UK government to meet NUJ to discuss media cuts
4 March 2009
The NUJ is to meet UK Culture Secretary Andy Burnham in urgent talks to save local media from the ravages of the recession and the cutbacks and job losses imposed by newspaper publishers and TV companies.
The union is engaged in wide-ranging discussions on the future of the industry and later this month will put its case for strengthening local journalism to Andy Burnham, when he meets the NUJ Parliamentary group.
Answering questions in the commons this week, the Culture Secretary promised to meet the union and said:
"We need to come forward with proposals to ensure that there are high-quality training and media at a local level across all media.
"We need to look afresh at how best to provide local news in future and to consider other ways of working – perhaps local newspapers working with media at a regional level or other possibilities that might include considering the role of regional development agencies and the Learning and Skills Council.
"The time has come for Parliament to take a greater interest in the health of journalism at local level, and particularly in how it might relate to skills and to the health of democracy."
Andy Burnham referred to the reviews being conducted of the regulations on media ownership by the Office of Fair Trading and by Lord Carter of the business department on "Digital Britain", which is expected to make recommendations on developing online news output. Newspaper owners have been lobbying for a loosening of the regulations and proposing various schemes of public subsidy.
The NUJ opposes public money going directly to the media companies that cut resources to the bone to satisfy shareholders and is exploring alternative ways of boosting local media. It is setting up a high-powered Local Media Commission, consisting of leading industry and union figures and academic experts.
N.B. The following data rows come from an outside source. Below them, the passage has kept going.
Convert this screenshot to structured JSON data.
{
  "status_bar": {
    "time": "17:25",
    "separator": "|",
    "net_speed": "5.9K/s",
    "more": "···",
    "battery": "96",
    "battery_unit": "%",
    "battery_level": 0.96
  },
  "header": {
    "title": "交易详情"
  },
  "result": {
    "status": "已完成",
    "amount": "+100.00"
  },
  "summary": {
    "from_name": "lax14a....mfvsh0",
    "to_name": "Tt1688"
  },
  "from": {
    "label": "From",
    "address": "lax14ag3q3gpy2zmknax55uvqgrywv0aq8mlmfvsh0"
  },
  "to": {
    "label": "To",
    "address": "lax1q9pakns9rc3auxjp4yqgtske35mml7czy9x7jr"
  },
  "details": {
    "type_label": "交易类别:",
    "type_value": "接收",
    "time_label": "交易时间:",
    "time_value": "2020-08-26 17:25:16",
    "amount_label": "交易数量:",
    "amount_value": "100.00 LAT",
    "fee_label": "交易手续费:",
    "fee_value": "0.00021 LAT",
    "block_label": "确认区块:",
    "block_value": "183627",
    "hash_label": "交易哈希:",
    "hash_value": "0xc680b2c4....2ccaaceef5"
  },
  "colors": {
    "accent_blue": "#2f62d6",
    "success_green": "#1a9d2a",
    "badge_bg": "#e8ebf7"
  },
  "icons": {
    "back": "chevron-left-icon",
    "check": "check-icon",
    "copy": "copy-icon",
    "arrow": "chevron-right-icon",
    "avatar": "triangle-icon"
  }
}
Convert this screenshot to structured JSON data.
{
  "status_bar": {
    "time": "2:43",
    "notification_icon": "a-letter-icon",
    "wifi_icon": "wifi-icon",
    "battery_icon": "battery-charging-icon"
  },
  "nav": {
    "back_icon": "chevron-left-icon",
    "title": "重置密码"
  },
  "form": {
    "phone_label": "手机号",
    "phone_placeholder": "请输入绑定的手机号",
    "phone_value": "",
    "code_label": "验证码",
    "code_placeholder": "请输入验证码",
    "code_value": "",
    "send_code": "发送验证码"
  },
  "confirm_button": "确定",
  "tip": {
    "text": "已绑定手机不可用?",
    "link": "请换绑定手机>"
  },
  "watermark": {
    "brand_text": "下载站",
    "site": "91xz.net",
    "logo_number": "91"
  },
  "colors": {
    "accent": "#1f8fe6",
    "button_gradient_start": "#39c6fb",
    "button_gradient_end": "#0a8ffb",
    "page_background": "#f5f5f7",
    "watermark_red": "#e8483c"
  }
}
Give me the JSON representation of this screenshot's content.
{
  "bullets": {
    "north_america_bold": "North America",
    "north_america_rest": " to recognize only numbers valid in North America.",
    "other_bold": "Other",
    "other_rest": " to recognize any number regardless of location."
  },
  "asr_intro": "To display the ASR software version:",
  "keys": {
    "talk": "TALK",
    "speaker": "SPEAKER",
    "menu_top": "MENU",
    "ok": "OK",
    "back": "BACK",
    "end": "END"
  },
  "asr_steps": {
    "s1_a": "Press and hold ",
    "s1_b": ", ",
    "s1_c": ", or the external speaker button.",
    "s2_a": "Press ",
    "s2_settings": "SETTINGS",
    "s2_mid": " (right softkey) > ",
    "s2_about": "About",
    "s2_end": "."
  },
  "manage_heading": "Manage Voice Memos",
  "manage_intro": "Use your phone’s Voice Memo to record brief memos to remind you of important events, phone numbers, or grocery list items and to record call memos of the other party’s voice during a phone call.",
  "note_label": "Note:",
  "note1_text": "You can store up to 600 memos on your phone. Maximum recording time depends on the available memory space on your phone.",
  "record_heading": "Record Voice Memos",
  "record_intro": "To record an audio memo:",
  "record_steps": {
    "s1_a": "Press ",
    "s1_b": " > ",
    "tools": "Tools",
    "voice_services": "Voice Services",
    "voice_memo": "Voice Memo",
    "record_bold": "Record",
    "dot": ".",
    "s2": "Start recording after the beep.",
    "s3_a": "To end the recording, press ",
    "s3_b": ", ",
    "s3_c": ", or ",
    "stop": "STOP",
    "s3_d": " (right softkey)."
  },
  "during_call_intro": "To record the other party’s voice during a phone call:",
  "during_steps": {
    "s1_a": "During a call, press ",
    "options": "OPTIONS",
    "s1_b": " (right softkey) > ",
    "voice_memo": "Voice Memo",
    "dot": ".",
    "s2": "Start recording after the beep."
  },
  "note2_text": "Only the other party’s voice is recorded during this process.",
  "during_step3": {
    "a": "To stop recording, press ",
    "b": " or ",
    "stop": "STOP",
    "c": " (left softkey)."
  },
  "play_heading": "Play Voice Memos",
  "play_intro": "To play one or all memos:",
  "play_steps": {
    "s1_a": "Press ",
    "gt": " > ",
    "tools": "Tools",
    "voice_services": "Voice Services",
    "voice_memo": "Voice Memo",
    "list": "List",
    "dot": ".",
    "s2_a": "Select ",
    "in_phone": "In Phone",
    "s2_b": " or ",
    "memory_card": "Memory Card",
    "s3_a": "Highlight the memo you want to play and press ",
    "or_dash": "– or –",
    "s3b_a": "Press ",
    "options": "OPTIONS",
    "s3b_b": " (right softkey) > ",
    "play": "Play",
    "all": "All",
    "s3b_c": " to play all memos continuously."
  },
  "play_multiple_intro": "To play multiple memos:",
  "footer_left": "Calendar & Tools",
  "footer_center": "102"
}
The Commission will meet in London on 30 March.
Labour MP Denis MacShane, a former President of the NUJ, has called on the Government to convene a newspaper industry summit to "stop the haemorrhage of journalist jobs and the closure on scores of local papers with question marks over the strength and survival of national papers."